The Strange Familiarity of the Guantánamo Bay Library
A couple of weeks ago, New York Times reporter Charlie Savage launched a Tumblr on which he has posted images of the prison library for detainees at Guantánamo Bay. Scrolling through the pictures is a strange but fascinating experience.
A main point of the Guantánamo system—of its location outside the continental United States in Cuba, of the separate legal system at work there, of the official rhetoric that has surrounded the detention facility since its inception—has been to make it seem as though Americans have nothing in common with the men being held within it.

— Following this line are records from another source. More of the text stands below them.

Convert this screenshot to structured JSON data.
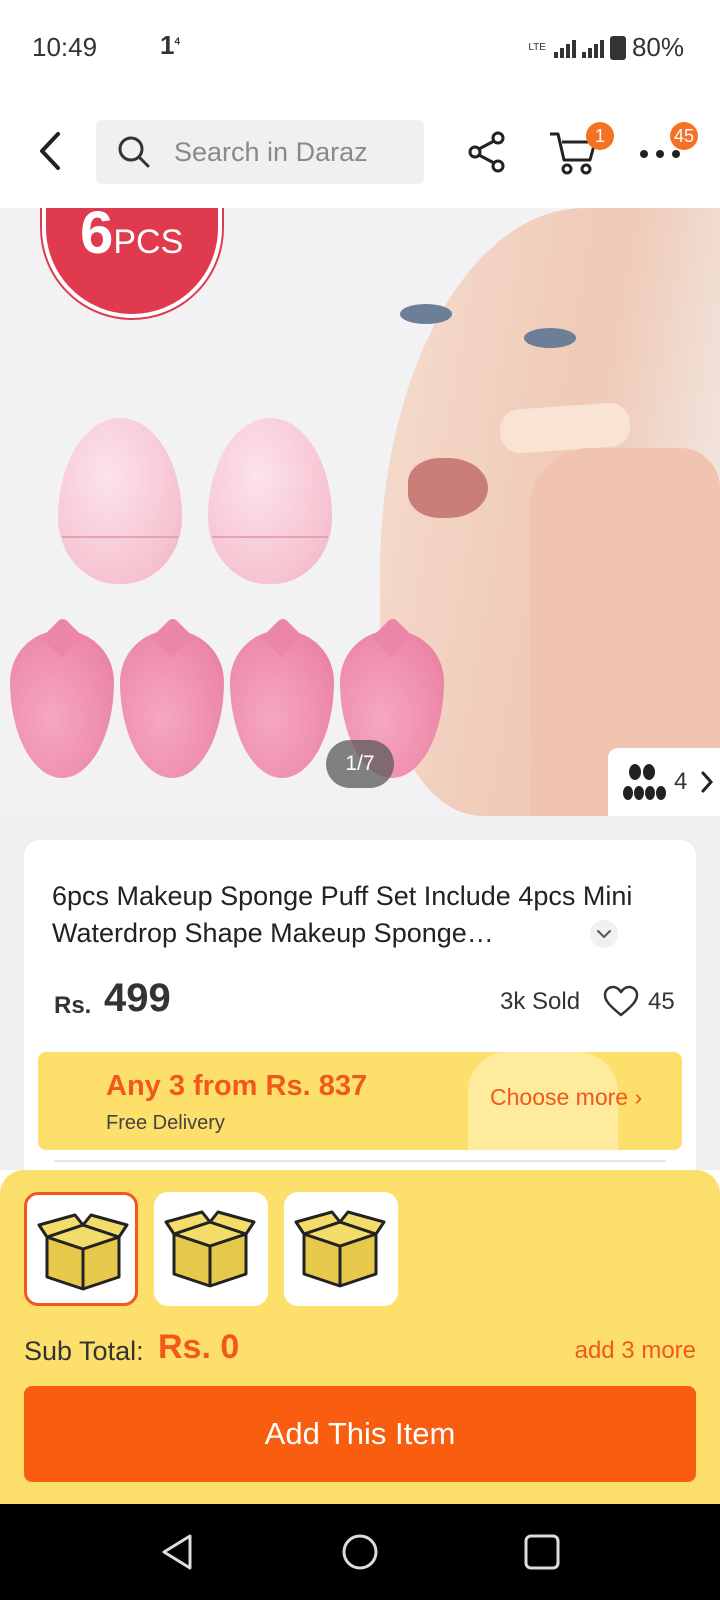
{
  "status_bar": {
    "time": "10:49",
    "notification": "1",
    "battery": "80%",
    "network": "LTE"
  },
  "header": {
    "search_placeholder": "Search in Daraz",
    "cart_badge": "1",
    "more_badge": "45"
  },
  "gallery": {
    "promo_number": "6",
    "promo_unit": "PCS",
    "page_indicator": "1/7",
    "variant_count": "4"
  },
  "product": {
    "title": "6pcs Makeup Sponge Puff Set Include 4pcs Mini Waterdrop Shape Makeup Sponge…",
    "currency": "Rs.",
    "price": "499",
    "sold": "3k Sold",
    "wishlist_count": "45"
  },
  "promo": {
    "title": "Any 3 from Rs. 837",
    "subtitle": "Free Delivery",
    "choose_more": "Choose more"
  },
  "bundle_sheet": {
    "slots": [
      {
        "selected": true
      },
      {
        "selected": false
      },
      {
        "selected": false
      }
    ],
    "subtotal_label": "Sub Total:",
    "subtotal_value": "Rs. 0",
    "add_more": "add 3 more",
    "add_button": "Add This Item"
  },
  "colors": {
    "accent": "#f85d10",
    "promo_bg": "#fde06b",
    "badge": "#f57224"
  }
}
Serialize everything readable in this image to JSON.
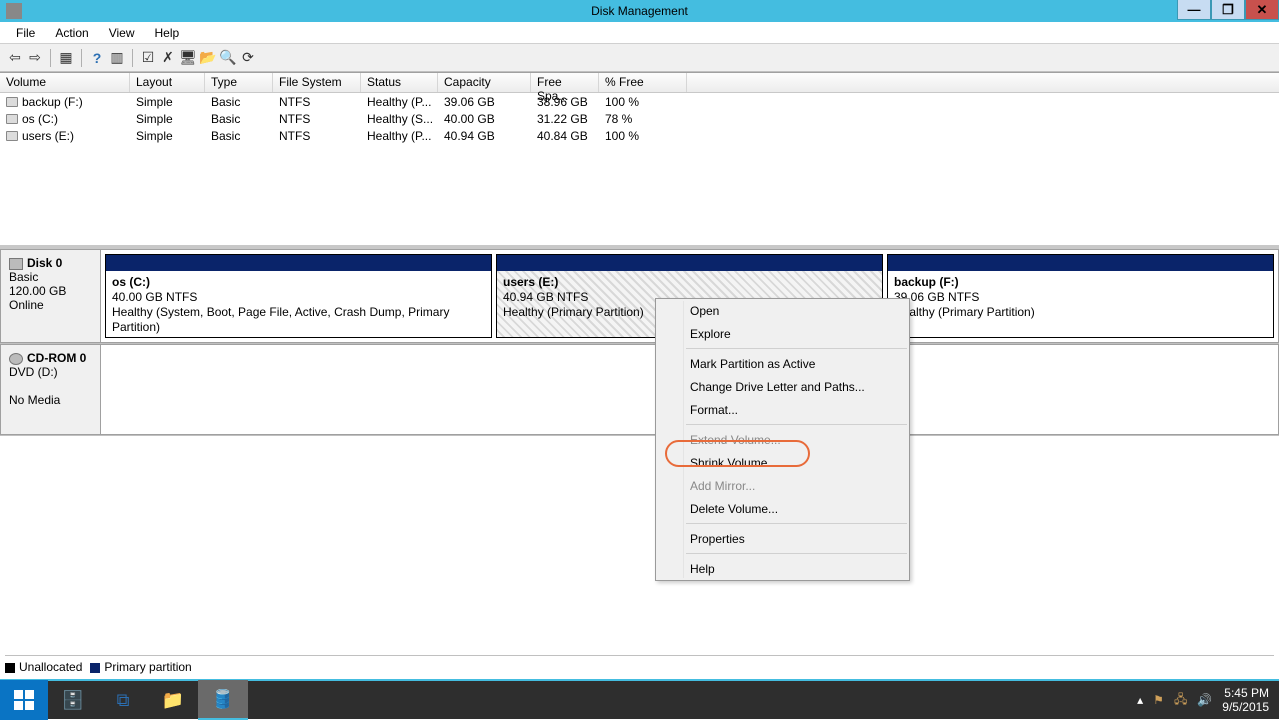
{
  "title": "Disk Management",
  "menu": {
    "file": "File",
    "action": "Action",
    "view": "View",
    "help": "Help"
  },
  "columns": {
    "volume": "Volume",
    "layout": "Layout",
    "type": "Type",
    "fs": "File System",
    "status": "Status",
    "capacity": "Capacity",
    "free": "Free Spa...",
    "pct": "% Free"
  },
  "volumes": [
    {
      "name": "backup (F:)",
      "layout": "Simple",
      "type": "Basic",
      "fs": "NTFS",
      "status": "Healthy (P...",
      "capacity": "39.06 GB",
      "free": "38.96 GB",
      "pct": "100 %"
    },
    {
      "name": "os (C:)",
      "layout": "Simple",
      "type": "Basic",
      "fs": "NTFS",
      "status": "Healthy (S...",
      "capacity": "40.00 GB",
      "free": "31.22 GB",
      "pct": "78 %"
    },
    {
      "name": "users (E:)",
      "layout": "Simple",
      "type": "Basic",
      "fs": "NTFS",
      "status": "Healthy (P...",
      "capacity": "40.94 GB",
      "free": "40.84 GB",
      "pct": "100 %"
    }
  ],
  "disk0": {
    "label": "Disk 0",
    "type": "Basic",
    "size": "120.00 GB",
    "state": "Online",
    "parts": [
      {
        "name": "os  (C:)",
        "line2": "40.00 GB NTFS",
        "line3": "Healthy (System, Boot, Page File, Active, Crash Dump, Primary Partition)"
      },
      {
        "name": "users  (E:)",
        "line2": "40.94 GB NTFS",
        "line3": "Healthy (Primary Partition)"
      },
      {
        "name": "backup  (F:)",
        "line2": "39.06 GB NTFS",
        "line3": "Healthy (Primary Partition)"
      }
    ]
  },
  "cdrom": {
    "label": "CD-ROM 0",
    "line2": "DVD (D:)",
    "line3": "No Media"
  },
  "legend": {
    "unalloc": "Unallocated",
    "primary": "Primary partition"
  },
  "ctx": {
    "open": "Open",
    "explore": "Explore",
    "markactive": "Mark Partition as Active",
    "changeletter": "Change Drive Letter and Paths...",
    "format": "Format...",
    "extend": "Extend Volume...",
    "shrink": "Shrink Volume...",
    "addmirror": "Add Mirror...",
    "delete": "Delete Volume...",
    "properties": "Properties",
    "help": "Help"
  },
  "tray": {
    "time": "5:45 PM",
    "date": "9/5/2015"
  }
}
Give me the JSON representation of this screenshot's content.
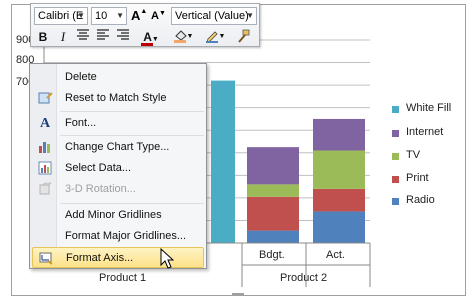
{
  "toolbar": {
    "font_name": "Calibri (E",
    "font_size": "10",
    "grow_font_label": "A",
    "shrink_font_label": "A",
    "element_select": "Vertical (Value)",
    "bold": "B",
    "italic": "I",
    "font_color_label": "A"
  },
  "context_menu": {
    "items": [
      {
        "label": "Delete",
        "enabled": true,
        "icon": "none"
      },
      {
        "label": "Reset to Match Style",
        "enabled": true,
        "icon": "reset-style-icon"
      },
      {
        "label": "Font...",
        "enabled": true,
        "icon": "font-icon",
        "icon_text": "A"
      },
      {
        "label": "Change Chart Type...",
        "enabled": true,
        "icon": "chart-type-icon"
      },
      {
        "label": "Select Data...",
        "enabled": true,
        "icon": "select-data-icon"
      },
      {
        "label": "3-D Rotation...",
        "enabled": false,
        "icon": "rotation-icon"
      },
      {
        "label": "Add Minor Gridlines",
        "enabled": true,
        "icon": "none"
      },
      {
        "label": "Format Major Gridlines...",
        "enabled": true,
        "icon": "none"
      },
      {
        "label": "Format Axis...",
        "enabled": true,
        "icon": "format-axis-icon",
        "highlighted": true
      }
    ]
  },
  "chart_data": {
    "type": "bar",
    "stacked": true,
    "y_tick_labels": [
      "900",
      "800",
      "700"
    ],
    "ylim": [
      0,
      900
    ],
    "categories_inner": [
      "Bdgt.",
      "Act."
    ],
    "categories_outer": [
      "Product 1",
      "Product 2"
    ],
    "series": [
      {
        "name": "White Fill",
        "color": "#4bacc6"
      },
      {
        "name": "Internet",
        "color": "#8064a2"
      },
      {
        "name": "TV",
        "color": "#9bbb59"
      },
      {
        "name": "Print",
        "color": "#c0504d"
      },
      {
        "name": "Radio",
        "color": "#4f81bd"
      }
    ],
    "bars": [
      {
        "category": "Product 1",
        "series": "White Fill",
        "value": 720
      },
      {
        "category": "Bdgt.",
        "values": {
          "Radio": 55,
          "Print": 150,
          "TV": 55,
          "Internet": 165
        }
      },
      {
        "category": "Act.",
        "values": {
          "Radio": 140,
          "Print": 100,
          "TV": 170,
          "Internet": 140
        }
      }
    ],
    "legend_position": "right",
    "grid": true
  },
  "colors": {
    "menu_highlight": "#fde28a",
    "gridline": "#c0c0c0"
  }
}
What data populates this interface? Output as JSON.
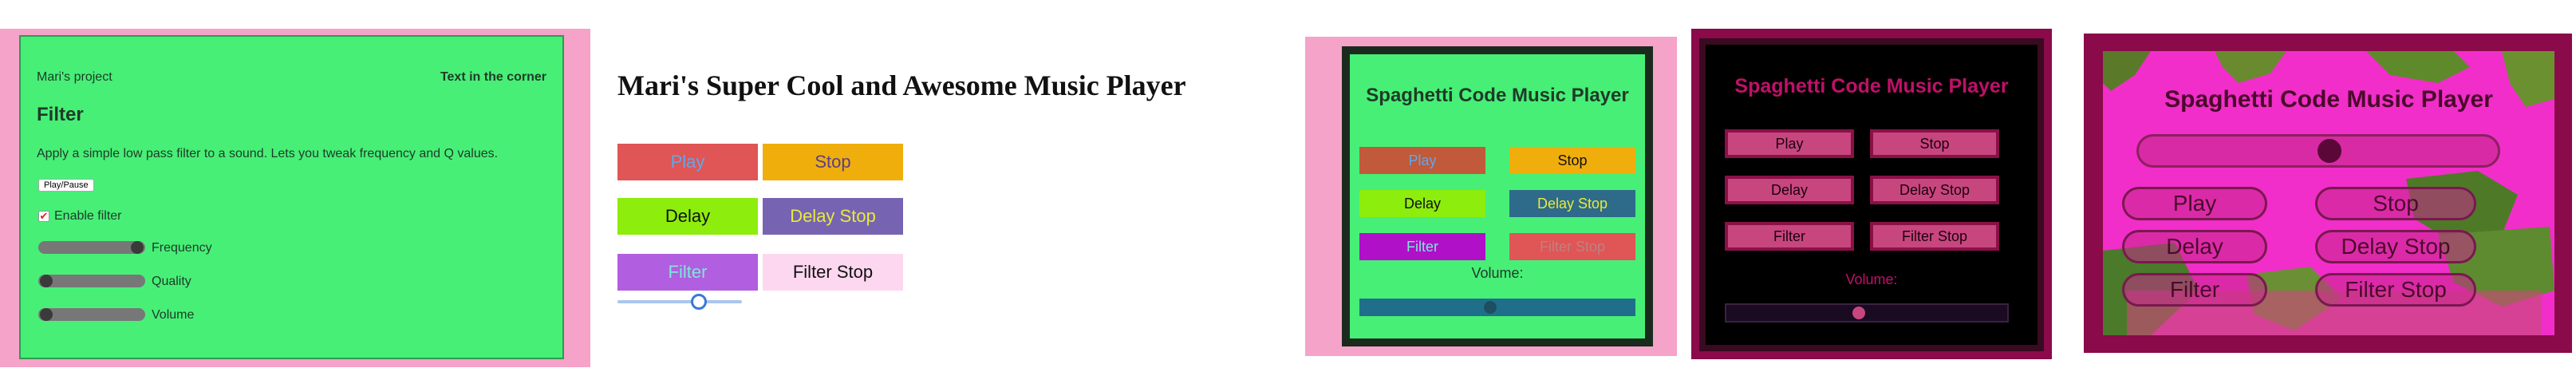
{
  "panel1": {
    "project": "Mari's project",
    "corner": "Text in the corner",
    "title": "Filter",
    "description": "Apply a simple low pass filter to a sound. Lets you tweak frequency and Q values.",
    "play_pause": "Play/Pause",
    "enable_filter": "Enable filter",
    "frequency": "Frequency",
    "quality": "Quality",
    "volume": "Volume",
    "checkbox_checked": true
  },
  "panel2": {
    "heading": "Mari's Super Cool and Awesome Music Player",
    "buttons": {
      "play": "Play",
      "stop": "Stop",
      "delay": "Delay",
      "delay_stop": "Delay Stop",
      "filter": "Filter",
      "filter_stop": "Filter Stop"
    },
    "slider_value": 0.65
  },
  "panel3": {
    "heading": "Spaghetti Code Music Player",
    "buttons": {
      "play": "Play",
      "stop": "Stop",
      "delay": "Delay",
      "delay_stop": "Delay Stop",
      "filter": "Filter",
      "filter_stop": "Filter Stop"
    },
    "volume_label": "Volume:",
    "volume_value": 0.5
  },
  "panel4": {
    "heading": "Spaghetti Code Music Player",
    "buttons": {
      "play": "Play",
      "stop": "Stop",
      "delay": "Delay",
      "delay_stop": "Delay Stop",
      "filter": "Filter",
      "filter_stop": "Filter Stop"
    },
    "volume_label": "Volume:",
    "volume_value": 0.5
  },
  "panel5": {
    "heading": "Spaghetti Code Music Player",
    "buttons": {
      "play": "Play",
      "stop": "Stop",
      "delay": "Delay",
      "delay_stop": "Delay Stop",
      "filter": "Filter",
      "filter_stop": "Filter Stop"
    },
    "volume_value": 0.5
  },
  "colors": {
    "green": "#47ef77",
    "pink": "#f5a3c9",
    "maroon": "#8a0a4a",
    "magenta": "#f12ec9"
  }
}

But books connect. Not as strongly as some theorize—reading the same book as someone else doesn’t make you inexorably and totally connected—but shared experience of a cultural artifact is, indeed, a powerful thing. Scrolling through photos of Danielle Steel novels, of Narnia books, of Harry Potter and 300 Orchids: Species, Hybrids, and Varieties in Cultivation, I’m struck by the intense familiarity of these shelves that I’ve never seen, in a place I’ve never been, used by people that I do not know or, by design, know much about.
[The photo of Danielle Steel’s The Kiss wascontributed to gitmobooks by Carol Rosenberg]